A typical 1916 southern Idaho sheep operation was stocked with cross-bred Merino, Lincoln, Cotswolds, Hampshire, or Shropshire sheep bred for maximum production of both mutton and wool. Bands of ewes and their lambs utilized Minidoka and Sawtooth National Forest range from mid-June until mid-September when they were trailed back to the home ranch. Here they were shipped to market or bred with registered rams, moved to "fall range" in the harvested fields, and then (by mid-December) to winter feed yards. By 1916, in contrast to earlier years, "very few" depended on public domain for winter grazing.

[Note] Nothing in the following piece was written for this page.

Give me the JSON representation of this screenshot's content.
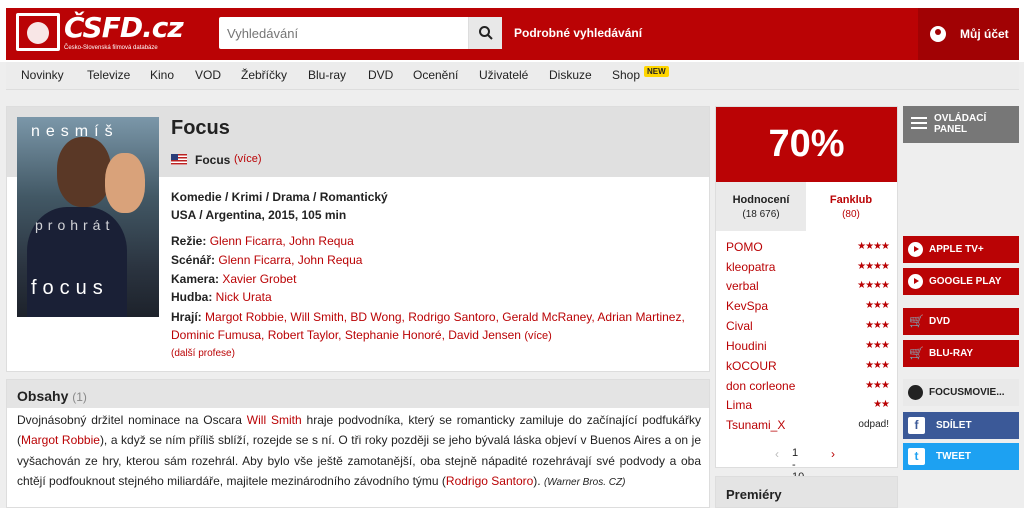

Ranchers fed their animals until the conclusion of the lambing season, approximately April 15. After lambing, the bands were run on spring range until the May and June shearing season. "Shortly after shearing, the move into the Forest beg[an]." 
For all but the smallest operations, the tasks of shearing and of lambing were shared with hired itinerant crews: "the sheep shearing crews [would] . . . start in California. There'd be a bunch of men, probably twenty of them, and then they'd just go from one outfit to another." These crews would have to be fed and housed, generally in sleeping tents. In the early years of the industry, sheep lambed on the open range: the costs of a high lamb mortality rate at least in part balanced by lower operating costs. By the 1910s, lambing crews (generally composed of Basque immigrants who had learned the trade in the sheep regions of their native Spain) operated out of large lambing sheds located on the home ranches. 
Oakley sheepman W. E. Johnson reported that wool buyers from the east would travel west to inspect and purchase wool. Cassia County lambs were shipped east "to Omaha, Chicago, St. Joe, Kansas City." 
Large range bands roamed the Raft River and Snake River bottoms until the 1950s, when synthetic fabric and changes in Americans' culinary tastes reduced the market for wool and mutton and when an invasion of the Halogeton plant killed large numbers of Raft River sheep. In the immediate City of Rocks vicinity, Bernus Ward of Almo reported that "in the past ten years [ca. 1935] many farmers have purchased small ranch herds, but none [has] gone into the raising of [sheep] extensively."  By 1979, "after less than a century of spirited activity," Idaho's range bands had "pretty much returned to the farm flock, except in the very sparsely settled areas." 
Last Updated: 12-Jul-2004